Clean your room. Study. Go to bed. Cut the drama. Hurry up. Why’d you get a C on that test?
Clean your room. Study. Go to bed. Cut the drama. Hurry up. Why’d you get a C on that test? (I tend to repeat the same phrases when I talk to my kids).
However, I’ve discovered that I often don’t repeat the phrases that should be repeated.
Recently, someone told me that my older daughter doesn’t seem confident. I tried to figure out why. Then I thought about my words and the role they play in her level of confidence. I remembered telling her I was proud of her for effectively using a planner for school work. Her eyes lit up, almost in surprise.
Am I affirming her enough? Am I reminding her how special she is and how smart she is? Am I telling her daily that I believe in her?

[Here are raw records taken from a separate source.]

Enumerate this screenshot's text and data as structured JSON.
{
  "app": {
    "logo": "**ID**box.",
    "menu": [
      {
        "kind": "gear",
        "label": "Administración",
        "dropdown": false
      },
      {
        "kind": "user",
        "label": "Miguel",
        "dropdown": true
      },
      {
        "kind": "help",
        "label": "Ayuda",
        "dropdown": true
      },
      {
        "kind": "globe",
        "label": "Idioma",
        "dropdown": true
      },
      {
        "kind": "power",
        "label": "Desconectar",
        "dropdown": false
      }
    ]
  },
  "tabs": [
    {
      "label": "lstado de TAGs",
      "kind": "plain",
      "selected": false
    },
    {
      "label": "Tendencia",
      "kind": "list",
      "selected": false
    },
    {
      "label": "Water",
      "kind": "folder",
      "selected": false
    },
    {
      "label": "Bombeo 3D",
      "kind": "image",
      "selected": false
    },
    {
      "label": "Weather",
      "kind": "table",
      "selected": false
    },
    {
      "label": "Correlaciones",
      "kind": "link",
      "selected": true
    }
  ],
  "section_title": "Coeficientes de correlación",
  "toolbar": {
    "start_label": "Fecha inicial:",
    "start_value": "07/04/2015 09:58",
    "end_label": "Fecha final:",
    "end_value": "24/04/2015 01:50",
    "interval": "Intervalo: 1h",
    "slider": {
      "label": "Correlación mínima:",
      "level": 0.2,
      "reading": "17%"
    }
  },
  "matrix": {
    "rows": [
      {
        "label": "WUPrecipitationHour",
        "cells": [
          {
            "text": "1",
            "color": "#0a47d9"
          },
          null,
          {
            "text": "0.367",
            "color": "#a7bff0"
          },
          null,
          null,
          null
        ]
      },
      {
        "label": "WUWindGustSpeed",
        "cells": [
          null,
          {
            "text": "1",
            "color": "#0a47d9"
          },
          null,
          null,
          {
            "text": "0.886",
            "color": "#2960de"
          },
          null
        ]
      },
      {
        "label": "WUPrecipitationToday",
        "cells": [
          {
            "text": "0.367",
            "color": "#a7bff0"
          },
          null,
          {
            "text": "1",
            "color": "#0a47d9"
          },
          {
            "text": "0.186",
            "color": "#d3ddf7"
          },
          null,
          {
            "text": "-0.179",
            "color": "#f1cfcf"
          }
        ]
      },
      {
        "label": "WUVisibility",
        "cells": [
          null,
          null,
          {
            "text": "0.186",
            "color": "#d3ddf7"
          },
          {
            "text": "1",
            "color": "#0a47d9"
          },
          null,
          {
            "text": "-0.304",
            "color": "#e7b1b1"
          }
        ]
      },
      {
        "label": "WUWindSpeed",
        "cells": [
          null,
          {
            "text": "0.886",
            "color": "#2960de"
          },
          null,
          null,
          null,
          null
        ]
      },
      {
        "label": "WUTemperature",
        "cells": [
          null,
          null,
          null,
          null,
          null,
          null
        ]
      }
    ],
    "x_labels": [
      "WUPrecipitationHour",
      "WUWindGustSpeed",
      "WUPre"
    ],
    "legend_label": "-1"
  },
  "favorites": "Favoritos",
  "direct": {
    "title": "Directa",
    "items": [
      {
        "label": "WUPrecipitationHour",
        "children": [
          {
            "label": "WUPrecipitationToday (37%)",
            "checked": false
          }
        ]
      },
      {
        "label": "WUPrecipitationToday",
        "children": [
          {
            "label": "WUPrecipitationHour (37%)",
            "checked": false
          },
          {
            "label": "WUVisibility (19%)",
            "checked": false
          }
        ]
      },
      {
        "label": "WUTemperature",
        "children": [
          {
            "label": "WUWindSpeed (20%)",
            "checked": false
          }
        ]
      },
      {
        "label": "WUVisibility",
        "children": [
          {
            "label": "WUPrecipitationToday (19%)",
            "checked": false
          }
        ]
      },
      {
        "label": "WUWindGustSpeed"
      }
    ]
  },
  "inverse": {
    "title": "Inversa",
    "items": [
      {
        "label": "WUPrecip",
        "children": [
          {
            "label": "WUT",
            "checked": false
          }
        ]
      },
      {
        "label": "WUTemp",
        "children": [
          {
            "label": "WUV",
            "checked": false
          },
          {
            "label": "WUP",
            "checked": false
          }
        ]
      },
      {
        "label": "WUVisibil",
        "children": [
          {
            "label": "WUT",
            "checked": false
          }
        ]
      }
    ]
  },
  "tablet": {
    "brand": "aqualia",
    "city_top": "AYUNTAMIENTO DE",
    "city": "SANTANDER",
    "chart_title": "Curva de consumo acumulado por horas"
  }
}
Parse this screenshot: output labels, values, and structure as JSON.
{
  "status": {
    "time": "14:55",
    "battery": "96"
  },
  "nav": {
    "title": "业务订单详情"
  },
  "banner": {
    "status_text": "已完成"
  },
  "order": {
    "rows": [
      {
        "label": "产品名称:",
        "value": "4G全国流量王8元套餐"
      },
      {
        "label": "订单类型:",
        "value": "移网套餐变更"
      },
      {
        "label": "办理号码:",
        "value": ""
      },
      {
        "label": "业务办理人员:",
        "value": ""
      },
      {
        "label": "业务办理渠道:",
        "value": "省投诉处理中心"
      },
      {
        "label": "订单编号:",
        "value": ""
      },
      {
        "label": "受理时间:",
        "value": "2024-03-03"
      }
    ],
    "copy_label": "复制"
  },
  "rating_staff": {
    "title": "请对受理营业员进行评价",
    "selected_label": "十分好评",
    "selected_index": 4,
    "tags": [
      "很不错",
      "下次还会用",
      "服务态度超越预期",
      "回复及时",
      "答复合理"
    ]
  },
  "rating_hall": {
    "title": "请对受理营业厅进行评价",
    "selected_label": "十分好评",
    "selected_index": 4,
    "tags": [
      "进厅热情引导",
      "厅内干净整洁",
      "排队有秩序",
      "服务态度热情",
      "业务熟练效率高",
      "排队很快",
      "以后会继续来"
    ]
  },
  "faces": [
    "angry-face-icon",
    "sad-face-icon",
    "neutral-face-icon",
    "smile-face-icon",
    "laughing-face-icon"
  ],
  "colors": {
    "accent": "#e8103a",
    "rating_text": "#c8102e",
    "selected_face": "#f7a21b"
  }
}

Unfortunately, the answer is no. I’m saying plenty, but it’s not always the affirmative language that children need.
Maybe we assume that because they’re teenagers, they don’t need to be affirmed and encouraged. Maybe sometimes we just get too busy and don’t realize they’re lacking in confidence. Whatever the reason, we all should find a way to affirm our children. Between the reminders to study and clean up, there ought to be time to say, “I’m proud of you” or “I like the way you did ______.”
Most of us know that words are powerful. Even if our children don’t admit it, they listen and internalize the things we say, directly or indirectly. Our words to them and about them really do have an impact. We can all remember something spoken to us as children, that we still replayin our minds.
How do we talk about our children when we think they’re not listening? How do we talk to them when we’re angry or disappointed? Are we saying more by the words we DON’T utter?
Words can affirm, raise doubts or tear down. Think about the power of the words, “I love you.” We certainly can’t say that enough.
Try affirming your child today and every day. Then watch them light up and grow in confidence.
– Vanessa W. Snyder is a writer, National Board-certified teacher and mother of two daughters in Washington, D.C. The author of a new novel, “The Second First Lady,” and co-author of titles in the “50 Ways to Christ” series, she can be reached at firstname.lastname@example.org.